So, as you may or may not know, I currently work as an organic chemist in the field of carbon capture and storage (CCS). It has come to my attention that not many of you actually know what CCS is so I thought I would take this opportunity, in my jet lagged state, to explain it. There are plenty of other people who have explained it much better than me so do also check out the literature.1, 2
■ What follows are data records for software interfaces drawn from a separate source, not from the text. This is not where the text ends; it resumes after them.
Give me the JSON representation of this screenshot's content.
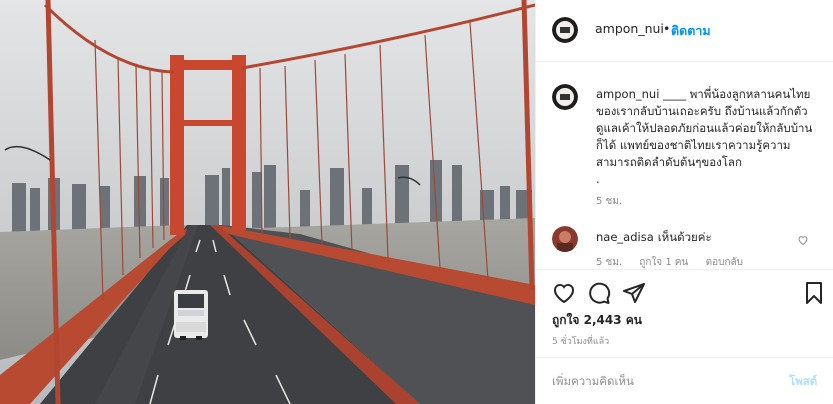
{
  "post": {
    "image_alt": "empty suspension bridge with ambulance",
    "username": "ampon_nui",
    "follow_label": "ติดตาม",
    "separator": "•"
  },
  "caption": {
    "username": "ampon_nui",
    "text": "____ พาพี่น้องลูกหลานคนไทยของเรากลับบ้านเถอะครับ ถึงบ้านแล้วกักตัวดูแลเค้าให้ปลอดภัยก่อนแล้วค่อยให้กลับบ้านก็ได้ แพทย์ของชาติไทยเราความรู้ความสามารถติดลำดับต้นๆของโลก\n.",
    "time": "5 ชม."
  },
  "comments": [
    {
      "username": "nae_adisa",
      "text": "เห็นด้วยค่ะ",
      "time": "5 ชม.",
      "likes": "ถูกใจ 1 คน",
      "reply": "ตอบกลับ"
    }
  ],
  "actions": {
    "icons": [
      "heart-icon",
      "comment-icon",
      "share-icon",
      "bookmark-icon"
    ],
    "likes": "ถูกใจ 2,443 คน",
    "posted": "5 ชั่วโมงที่แล้ว"
  },
  "add_comment": {
    "placeholder": "เพิ่มความคิดเห็น",
    "post_label": "โพสต์"
  },
  "colors": {
    "link": "#0095f6",
    "muted": "#8e8e8e",
    "post_disabled": "#b2dffc",
    "bridge": "#c8472e"
  }
}
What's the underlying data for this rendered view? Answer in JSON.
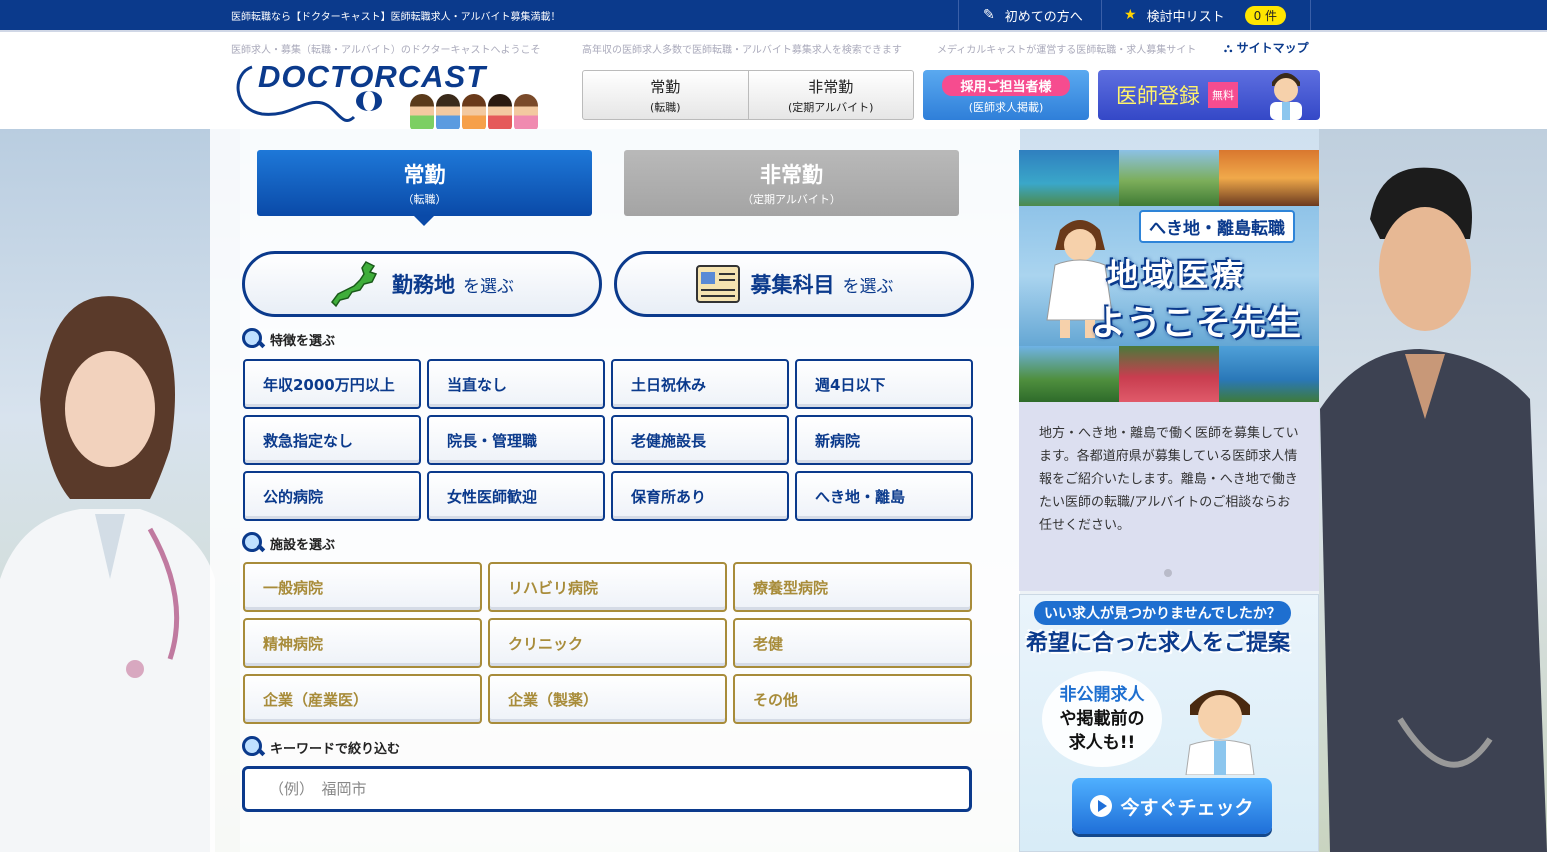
{
  "topbar": {
    "tagline": "医師転職なら【ドクターキャスト】医師転職求人・アルバイト募集満載！",
    "first_visit": "初めての方へ",
    "favorites": "検討中リスト",
    "favorites_count": "0 件"
  },
  "header": {
    "sub1": "医師求人・募集（転職・アルバイト）のドクターキャストへようこそ",
    "sub2": "高年収の医師求人多数で医師転職・アルバイト募集求人を検索できます",
    "sub3": "メディカルキャストが運営する医師転職・求人募集サイト",
    "sitemap": "サイトマップ",
    "logo": "DOCTORCAST",
    "nav_fulltime": "常勤",
    "nav_fulltime_sub": "(転職)",
    "nav_parttime": "非常勤",
    "nav_parttime_sub": "(定期アルバイト)",
    "recruit_label": "採用ご担当者様",
    "recruit_sub": "(医師求人掲載)",
    "register_label": "医師登録",
    "register_free": "無料"
  },
  "tabs": {
    "fulltime": "常勤",
    "fulltime_sub": "（転職）",
    "parttime": "非常勤",
    "parttime_sub": "（定期アルバイト）"
  },
  "selectors": {
    "area_main": "勤務地",
    "area_sub": "を選ぶ",
    "dept_main": "募集科目",
    "dept_sub": "を選ぶ"
  },
  "sections": {
    "features": "特徴を選ぶ",
    "facilities": "施設を選ぶ",
    "keyword": "キーワードで絞り込む"
  },
  "features": [
    "年収2000万円以上",
    "当直なし",
    "土日祝休み",
    "週4日以下",
    "救急指定なし",
    "院長・管理職",
    "老健施設長",
    "新病院",
    "公的病院",
    "女性医師歓迎",
    "保育所あり",
    "へき地・離島"
  ],
  "facilities": [
    "一般病院",
    "リハビリ病院",
    "療養型病院",
    "精神病院",
    "クリニック",
    "老健",
    "企業（産業医）",
    "企業（製薬）",
    "その他"
  ],
  "keyword": {
    "placeholder": "（例）　福岡市"
  },
  "banner1": {
    "badge": "へき地・離島転職",
    "title1": "地域医療",
    "title2": "ようこそ先生",
    "desc": "地方・へき地・離島で働く医師を募集しています。各都道府県が募集している医師求人情報をご紹介いたします。離島・へき地で働きたい医師の転職/アルバイトのご相談ならお任せください。"
  },
  "banner2": {
    "top": "いい求人が見つかりませんでしたか？",
    "head": "希望に合った求人をご提案",
    "bubble1": "非公開求人",
    "bubble2": "や掲載前の",
    "bubble3": "求人も!!",
    "button": "今すぐチェック"
  },
  "colors": {
    "brand": "#0b3a8c",
    "accent": "#f64c8f",
    "gold": "#a88c3a"
  }
}
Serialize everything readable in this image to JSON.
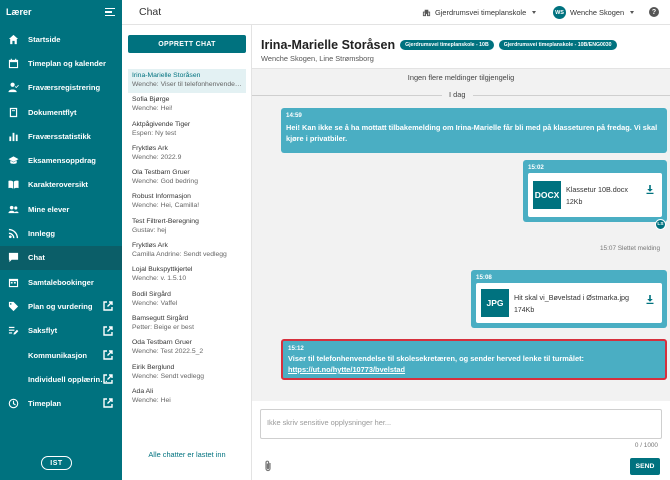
{
  "sidebar": {
    "title": "Lærer",
    "items": [
      {
        "label": "Startside",
        "icon": "home-icon"
      },
      {
        "label": "Timeplan og kalender",
        "icon": "calendar-icon"
      },
      {
        "label": "Fraværsregistrering",
        "icon": "person-check-icon"
      },
      {
        "label": "Dokumentflyt",
        "icon": "book-icon"
      },
      {
        "label": "Fraværsstatistikk",
        "icon": "bar-chart-icon"
      },
      {
        "label": "Eksamensoppdrag",
        "icon": "graduation-cap-icon"
      },
      {
        "label": "Karakteroversikt",
        "icon": "open-book-icon"
      },
      {
        "label": "Mine elever",
        "icon": "group-icon"
      },
      {
        "label": "Innlegg",
        "icon": "rss-icon"
      },
      {
        "label": "Chat",
        "icon": "chat-icon"
      },
      {
        "label": "Samtalebookinger",
        "icon": "calendar-clock-icon"
      },
      {
        "label": "Plan og vurdering",
        "icon": "tag-icon"
      },
      {
        "label": "Saksflyt",
        "icon": "list-edit-icon"
      },
      {
        "label": "Kommunikasjon",
        "icon": ""
      },
      {
        "label": "Individuell opplærin…",
        "icon": ""
      },
      {
        "label": "Timeplan",
        "icon": "clock-icon"
      }
    ],
    "logo": "IST"
  },
  "topbar": {
    "title": "Chat",
    "school": "Gjerdrumsvei timeplanskole",
    "user_initials": "WS",
    "user_name": "Wenche Skogen",
    "help": "?"
  },
  "chatlist": {
    "new_chat_label": "OPPRETT CHAT",
    "items": [
      {
        "name": "Irina-Marielle Storåsen",
        "preview": "Wenche: Viser til telefonhenvendelse til skolesekretæren"
      },
      {
        "name": "Sofia Bjørge",
        "preview": "Wenche: Hei!"
      },
      {
        "name": "Aktpågivende Tiger",
        "preview": "Espen: Ny test"
      },
      {
        "name": "Fryktløs Ark",
        "preview": "Wenche: 2022.9"
      },
      {
        "name": "Ola Testbarn Gruer",
        "preview": "Wenche: God bedring"
      },
      {
        "name": "Robust Informasjon",
        "preview": "Wenche: Hei, Camilla!"
      },
      {
        "name": "Test Filtrert-Beregning",
        "preview": "Gustav: hej"
      },
      {
        "name": "Fryktløs Ark",
        "preview": "Camilla Andrine: Sendt vedlegg"
      },
      {
        "name": "Lojal Bukspyttkjertel",
        "preview": "Wenche: v. 1.5.10"
      },
      {
        "name": "Bodil Sirgård",
        "preview": "Wenche: Vaffel"
      },
      {
        "name": "Bamsegutt Sirgård",
        "preview": "Petter: Beige er best"
      },
      {
        "name": "Oda Testbarn Gruer",
        "preview": "Wenche: Test 2022.5_2"
      },
      {
        "name": "Eirik Berglund",
        "preview": "Wenche: Sendt vedlegg"
      },
      {
        "name": "Ada Ali",
        "preview": "Wenche: Hei"
      }
    ],
    "footer": "Alle chatter er lastet inn"
  },
  "conversation": {
    "name": "Irina-Marielle Storåsen",
    "badges": [
      "Gjerdrumsvei timeplanskole - 10B",
      "Gjerdrumsvei timeplanskole - 10B/ENG0030"
    ],
    "participants": "Wenche Skogen, Line Strømsborg",
    "no_more": "Ingen flere meldinger tilgjengelig",
    "day": "I dag",
    "messages": [
      {
        "time": "14:59",
        "text": "Hei! Kan ikke se å ha mottatt tilbakemelding om Irina-Marielle får bli med på klasseturen på fredag. Vi skal kjøre i privatbiler."
      },
      {
        "time": "15:02",
        "file_type": "DOCX",
        "file_name": "Klassetur 10B.docx",
        "file_size": "12Kb",
        "read_badge": "LS"
      },
      {
        "deleted": "15:07 Slettet melding"
      },
      {
        "time": "15:08",
        "file_type": "JPG",
        "file_name": "Hit skal vi_Bøvelstad i Østmarka.jpg",
        "file_size": "174Kb"
      },
      {
        "time": "15:12",
        "text": "Viser til telefonhenvendelse til skolesekretæren, og sender herved lenke til turmålet:",
        "link": "https://ut.no/hytte/10773/bvelstad"
      }
    ]
  },
  "composer": {
    "placeholder": "Ikke skriv sensitive opplysninger her...",
    "counter": "0 / 1000",
    "send_label": "SEND"
  },
  "colors": {
    "primary": "#00727f",
    "bubble": "#4aaec3",
    "highlight_border": "#d6303d"
  }
}
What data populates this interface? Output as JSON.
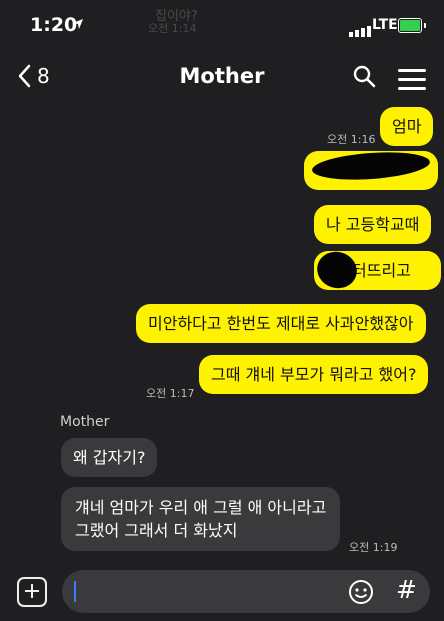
{
  "status_bar": {
    "time": "1:20",
    "network": "LTE"
  },
  "background_ghost": {
    "text": "집이야?",
    "time": "오전 1:14"
  },
  "header": {
    "back_count": "8",
    "title": "Mother"
  },
  "messages": [
    {
      "side": "me",
      "text": "엄마"
    },
    {
      "side": "me",
      "text": ""
    },
    {
      "side": "me",
      "text": "나 고등학교때"
    },
    {
      "side": "me",
      "text": "터뜨리고"
    },
    {
      "side": "me",
      "text": "미안하다고 한번도 제대로 사과안했잖아"
    },
    {
      "side": "me",
      "text": "그때 걔네 부모가 뭐라고 했어?"
    },
    {
      "side": "them",
      "text": "왜 갑자기?"
    },
    {
      "side": "them",
      "text": "걔네 엄마가 우리 애 그럴 애 아니라고\n그랬어 그래서 더 화났지"
    }
  ],
  "timestamps": {
    "t1": "오전 1:16",
    "t2": "오전 1:17",
    "t3": "오전 1:19"
  },
  "sender_name": "Mother",
  "input": {
    "value": "",
    "hash_label": "#"
  }
}
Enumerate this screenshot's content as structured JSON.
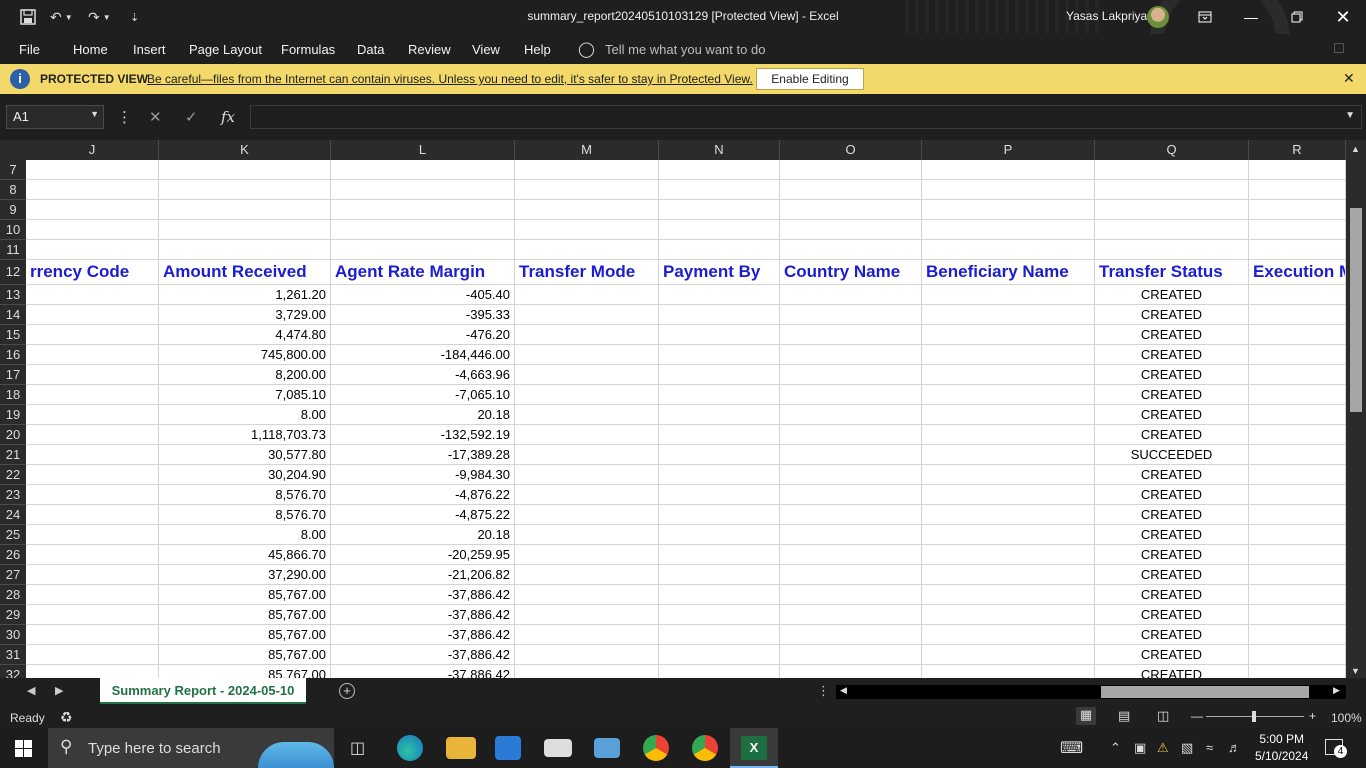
{
  "window": {
    "title": "summary_report20240510103129  [Protected View]  -  Excel",
    "user": "Yasas Lakpriya"
  },
  "menu": [
    "File",
    "Home",
    "Insert",
    "Page Layout",
    "Formulas",
    "Data",
    "Review",
    "View",
    "Help"
  ],
  "tell_me": "Tell me what you want to do",
  "protected_view": {
    "label": "PROTECTED VIEW",
    "message": "Be careful—files from the Internet can contain viruses. Unless you need to edit, it's safer to stay in Protected View.",
    "button": "Enable Editing"
  },
  "formula_bar": {
    "name_box": "A1",
    "value": ""
  },
  "columns": [
    "J",
    "K",
    "L",
    "M",
    "N",
    "O",
    "P",
    "Q",
    "R"
  ],
  "empty_rows": [
    "7",
    "8",
    "9",
    "10",
    "11"
  ],
  "header_row": {
    "num": "12",
    "cells": [
      "rrency Code",
      "Amount Received",
      "Agent Rate Margin",
      "Transfer Mode",
      "Payment By",
      "Country Name",
      "Beneficiary Name",
      "Transfer Status",
      "Execution M"
    ]
  },
  "data_rows": [
    {
      "num": "13",
      "amount": "1,261.20",
      "margin": "-405.40",
      "status": "CREATED"
    },
    {
      "num": "14",
      "amount": "3,729.00",
      "margin": "-395.33",
      "status": "CREATED"
    },
    {
      "num": "15",
      "amount": "4,474.80",
      "margin": "-476.20",
      "status": "CREATED"
    },
    {
      "num": "16",
      "amount": "745,800.00",
      "margin": "-184,446.00",
      "status": "CREATED"
    },
    {
      "num": "17",
      "amount": "8,200.00",
      "margin": "-4,663.96",
      "status": "CREATED"
    },
    {
      "num": "18",
      "amount": "7,085.10",
      "margin": "-7,065.10",
      "status": "CREATED"
    },
    {
      "num": "19",
      "amount": "8.00",
      "margin": "20.18",
      "status": "CREATED"
    },
    {
      "num": "20",
      "amount": "1,118,703.73",
      "margin": "-132,592.19",
      "status": "CREATED"
    },
    {
      "num": "21",
      "amount": "30,577.80",
      "margin": "-17,389.28",
      "status": "SUCCEEDED"
    },
    {
      "num": "22",
      "amount": "30,204.90",
      "margin": "-9,984.30",
      "status": "CREATED"
    },
    {
      "num": "23",
      "amount": "8,576.70",
      "margin": "-4,876.22",
      "status": "CREATED"
    },
    {
      "num": "24",
      "amount": "8,576.70",
      "margin": "-4,875.22",
      "status": "CREATED"
    },
    {
      "num": "25",
      "amount": "8.00",
      "margin": "20.18",
      "status": "CREATED"
    },
    {
      "num": "26",
      "amount": "45,866.70",
      "margin": "-20,259.95",
      "status": "CREATED"
    },
    {
      "num": "27",
      "amount": "37,290.00",
      "margin": "-21,206.82",
      "status": "CREATED"
    },
    {
      "num": "28",
      "amount": "85,767.00",
      "margin": "-37,886.42",
      "status": "CREATED"
    },
    {
      "num": "29",
      "amount": "85,767.00",
      "margin": "-37,886.42",
      "status": "CREATED"
    },
    {
      "num": "30",
      "amount": "85,767.00",
      "margin": "-37,886.42",
      "status": "CREATED"
    },
    {
      "num": "31",
      "amount": "85,767.00",
      "margin": "-37,886.42",
      "status": "CREATED"
    },
    {
      "num": "32",
      "amount": "85,767.00",
      "margin": "-37,886.42",
      "status": "CREATED"
    }
  ],
  "sheet_tab": "Summary Report - 2024-05-10",
  "status": {
    "ready": "Ready",
    "zoom": "100%"
  },
  "taskbar": {
    "search_placeholder": "Type here to search",
    "time": "5:00 PM",
    "date": "5/10/2024",
    "notifications": "4"
  }
}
“Carbon capture” refers to the capturing of carbon dioxide (CO2), usually from power station flue gases and “storage” is the storing of this captured CO2. So why do we want or need to capture and store carbon dioxide from places such as power stations? Fossil fuel combustion supplies more than 85% of energy for industrial activities and is therefore a huge greenhouse gas contributor. Coal will supply 28% of global energy by 2030, as part of a 57% increase in CO2 emissions. CCS is a way of reducing emissions and is considered a provisional system to allow a transition away from the use of fossil fuels [“World energy outlook” (International Energy Agency, Paris, 2007), http://www.iea.org. 2
There are many different methods for the capture of CO2. My research is in post-combustion carbon capture (PCCS) which, as the name suggests, allows the capture of CO2 after the combustion of the coal (or gas). There are also pre-combustion and oxy-fuel combustion processes which can be used (as shown in my very crude and simplified schemes below).3
Since it is what I research, I will only talk about PCCS, but the other CCS options are equally valid. The majority of PCCS research is in the use of amines to capture CO2, as these can form stable carbamates or bicarbonates with CO2. These salts can then be heated up to allow release of pure CO2, which can be sent off for storage, and the free amine, which is recycled.
There are many amines that can be used in carbon capture processes but mostly they are alkanolamines such as monoethanolamine (MEA) and N-methyldiethanolamine (MDEA) or hindered amines such as piperazine (PZ).
MEA MDEA PZ
There are currently lots of pilot plant projects where amines are being used to capture carbon dioxide. Hopefully soon there will be a full-scale demonstration project, and then fingers crossed, it will be commercialised.
Right, now onto storage… 5, 6
Storage (or sequestration) is very much a geologist’s problem and although I know more than the average person about it, I am in no way an expert. The theory is that the captured, pure CO2 can be stored in underground geological formations such as oil fields, gas fields and saline aquifers. The current trend is to use CO2 in enhanced oil recovery which allows previously unavailable oil to be retrieved. Similarly, CO2 can be used to obtain coal from unmineable coal seams. Saline aquifers, of which there are many, offer a large potential storage volume but relatively little is known about the effects of storing CO2 in them, particularly in relation to potential CO2 leakage. There is a great deal of research into all areas of storage and I do recommend looking at further literature if you wish to learn more.
I hope I have managed to inform you further on CCS. Although it is not a fix-all process, I believe CCS is necessary as a short term measure to reduce our carbon emissions and I hope a full-scale CCS project does go ahead very soon.
1 J. Gibbins, Energy Policy, 2008, 36, 4317–4322. 2 H. J. Herzog, Environ. Sci. Technol., 2001, 35, 148A–153A. 3 R. S. Haszeldine, Science, 2009, 325, 1647–52. 4 J. D. Figueroa et al, Int. J. Greenh. Gas. Con., 2008, 2, 9–20. 5 K. Michael et al, Int. J. Greenh. Gas. Con., 2010, 4, 659–667. 6 K. S. Lackner, Science, 2003, 300, 1677–8.